They were among a select group of mathematicians and scientists honored at a glittering Silicon Valley gala
American teens' math scores fall on an international test
Keepin’ It Real with President Napolitano: The State of the State’s University
"Well, I think times change and the reality is, the state puts in fewer dollars. The reality is that costs do go up. And we have an obligation to be as efficient with our dollars as we can be. But it costs money to offer a world-class education at a research university. Our number-one cost is our personnel, and that’s one of the reasons we are a major world-class university.

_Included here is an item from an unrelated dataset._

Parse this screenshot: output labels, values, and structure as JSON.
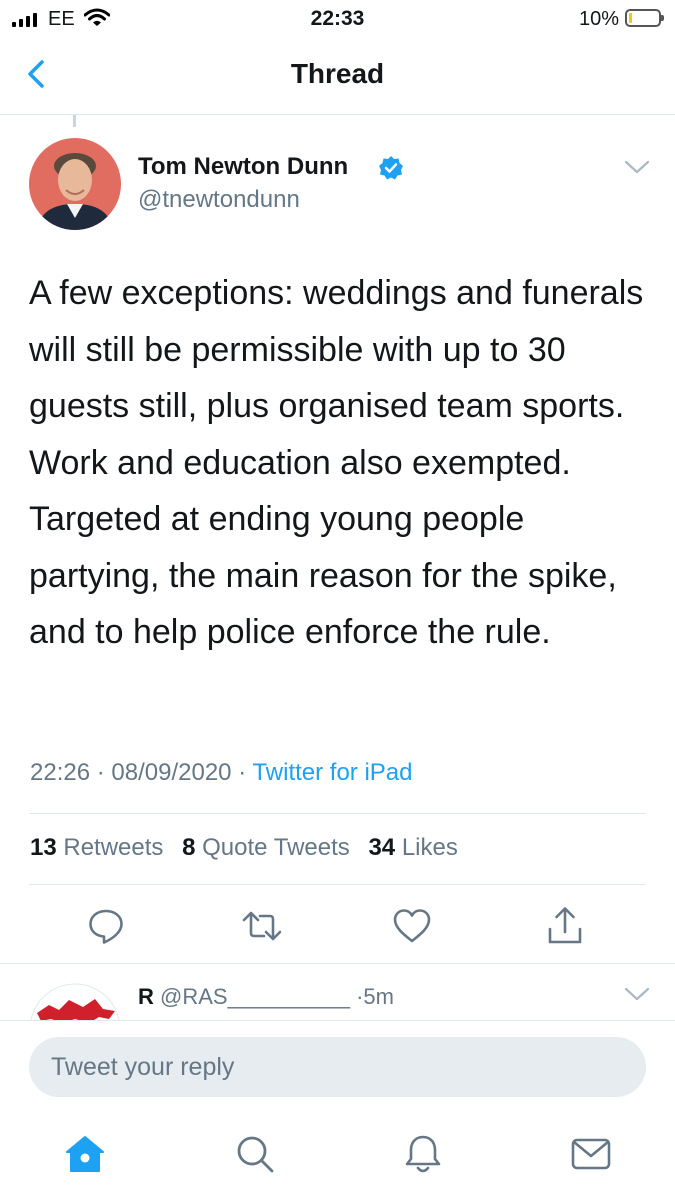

But what I think also has changed is that as tuition has gone up, so has financial aid. So as I mentioned, 57 percent of in-state residents pay no tuition or fees, and they’re from families who make less than $80,000 a year. If you make up to $150,000, you get generous aid and you get the Middle Class Scholarship Fund kicking in. So, overall, 75 percent of our California residents will get financial aid. It may not be Bernie Sanders’s view of utopia, but it’s still the best deal going in higher ed."
... Napolitano talks about Title IX too but does not discuss the recent sexual harassment allegations involving UC Regent.
“We are not going backwards. We are going forwards,” said Sanders, who lost a hotly contested race for the Democratic nomination to Hillary Clinton and has since come out swinging
Senator Bernie Sanders' full speech at Zellerbach Hall
Charles Reed, who led CSU as chancellor for 14 years, dies at 75
For those much too young:
Lots and lots and lots and lots and lots of loss.